(Collected data)
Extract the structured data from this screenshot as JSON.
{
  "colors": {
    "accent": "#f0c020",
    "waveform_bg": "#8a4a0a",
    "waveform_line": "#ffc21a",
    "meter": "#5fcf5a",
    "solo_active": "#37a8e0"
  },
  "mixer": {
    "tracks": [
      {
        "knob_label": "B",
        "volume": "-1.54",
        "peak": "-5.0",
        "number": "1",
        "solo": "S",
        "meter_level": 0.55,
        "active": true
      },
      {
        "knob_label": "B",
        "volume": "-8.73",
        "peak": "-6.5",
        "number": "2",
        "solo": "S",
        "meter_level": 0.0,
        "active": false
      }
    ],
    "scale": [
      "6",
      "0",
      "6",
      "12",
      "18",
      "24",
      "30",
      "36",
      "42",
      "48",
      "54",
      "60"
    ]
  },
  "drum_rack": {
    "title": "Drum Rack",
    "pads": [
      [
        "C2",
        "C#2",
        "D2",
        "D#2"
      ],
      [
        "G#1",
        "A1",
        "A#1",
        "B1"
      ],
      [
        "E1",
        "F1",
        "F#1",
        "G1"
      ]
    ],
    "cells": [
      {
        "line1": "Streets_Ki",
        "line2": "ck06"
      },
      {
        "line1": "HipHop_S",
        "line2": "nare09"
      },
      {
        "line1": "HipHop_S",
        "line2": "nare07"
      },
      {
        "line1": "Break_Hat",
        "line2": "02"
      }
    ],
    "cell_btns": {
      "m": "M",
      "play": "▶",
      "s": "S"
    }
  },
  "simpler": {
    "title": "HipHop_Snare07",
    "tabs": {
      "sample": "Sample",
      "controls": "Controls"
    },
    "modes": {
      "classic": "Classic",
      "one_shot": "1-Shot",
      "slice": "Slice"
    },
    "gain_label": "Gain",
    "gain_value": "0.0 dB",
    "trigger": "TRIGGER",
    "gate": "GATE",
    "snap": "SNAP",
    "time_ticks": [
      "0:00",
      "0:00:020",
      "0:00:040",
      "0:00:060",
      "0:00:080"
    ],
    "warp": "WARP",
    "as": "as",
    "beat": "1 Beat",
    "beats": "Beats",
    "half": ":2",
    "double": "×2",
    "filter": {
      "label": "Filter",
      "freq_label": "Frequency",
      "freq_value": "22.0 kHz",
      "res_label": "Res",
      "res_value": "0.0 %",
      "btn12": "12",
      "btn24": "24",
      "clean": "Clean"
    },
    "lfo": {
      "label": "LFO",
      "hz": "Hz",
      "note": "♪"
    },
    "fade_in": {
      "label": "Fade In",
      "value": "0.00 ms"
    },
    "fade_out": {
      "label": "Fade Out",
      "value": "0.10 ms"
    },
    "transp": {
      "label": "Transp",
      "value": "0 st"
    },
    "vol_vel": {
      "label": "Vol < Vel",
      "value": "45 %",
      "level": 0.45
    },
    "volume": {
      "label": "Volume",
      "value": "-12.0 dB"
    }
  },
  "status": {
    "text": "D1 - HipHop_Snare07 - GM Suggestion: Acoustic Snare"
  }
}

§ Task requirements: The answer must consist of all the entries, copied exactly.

§ Response to the task:
Extract the structured data from this screenshot as JSON.
{
  "colors": {
    "accent": "#f0c020",
    "waveform_bg": "#8a4a0a",
    "waveform_line": "#ffc21a",
    "meter": "#5fcf5a",
    "solo_active": "#37a8e0"
  },
  "mixer": {
    "tracks": [
      {
        "knob_label": "B",
        "volume": "-1.54",
        "peak": "-5.0",
        "number": "1",
        "solo": "S",
        "meter_level": 0.55,
        "active": true
      },
      {
        "knob_label": "B",
        "volume": "-8.73",
        "peak": "-6.5",
        "number": "2",
        "solo": "S",
        "meter_level": 0.0,
        "active": false
      }
    ],
    "scale": [
      "6",
      "0",
      "6",
      "12",
      "18",
      "24",
      "30",
      "36",
      "42",
      "48",
      "54",
      "60"
    ]
  },
  "drum_rack": {
    "title": "Drum Rack",
    "pads": [
      [
        "C2",
        "C#2",
        "D2",
        "D#2"
      ],
      [
        "G#1",
        "A1",
        "A#1",
        "B1"
      ],
      [
        "E1",
        "F1",
        "F#1",
        "G1"
      ]
    ],
    "cells": [
      {
        "line1": "Streets_Ki",
        "line2": "ck06"
      },
      {
        "line1": "HipHop_S",
        "line2": "nare09"
      },
      {
        "line1": "HipHop_S",
        "line2": "nare07"
      },
      {
        "line1": "Break_Hat",
        "line2": "02"
      }
    ],
    "cell_btns": {
      "m": "M",
      "play": "▶",
      "s": "S"
    }
  },
  "simpler": {
    "title": "HipHop_Snare07",
    "tabs": {
      "sample": "Sample",
      "controls": "Controls"
    },
    "modes": {
      "classic": "Classic",
      "one_shot": "1-Shot",
      "slice": "Slice"
    },
    "gain_label": "Gain",
    "gain_value": "0.0 dB",
    "trigger": "TRIGGER",
    "gate": "GATE",
    "snap": "SNAP",
    "time_ticks": [
      "0:00",
      "0:00:020",
      "0:00:040",
      "0:00:060",
      "0:00:080"
    ],
    "warp": "WARP",
    "as": "as",
    "beat": "1 Beat",
    "beats": "Beats",
    "half": ":2",
    "double": "×2",
    "filter": {
      "label": "Filter",
      "freq_label": "Frequency",
      "freq_value": "22.0 kHz",
      "res_label": "Res",
      "res_value": "0.0 %",
      "btn12": "12",
      "btn24": "24",
      "clean": "Clean"
    },
    "lfo": {
      "label": "LFO",
      "hz": "Hz",
      "note": "♪"
    },
    "fade_in": {
      "label": "Fade In",
      "value": "0.00 ms"
    },
    "fade_out": {
      "label": "Fade Out",
      "value": "0.10 ms"
    },
    "transp": {
      "label": "Transp",
      "value": "0 st"
    },
    "vol_vel": {
      "label": "Vol < Vel",
      "value": "45 %",
      "level": 0.45
    },
    "volume": {
      "label": "Volume",
      "value": "-12.0 dB"
    }
  },
  "status": {
    "text": "D1 - HipHop_Snare07 - GM Suggestion: Acoustic Snare"
  }
}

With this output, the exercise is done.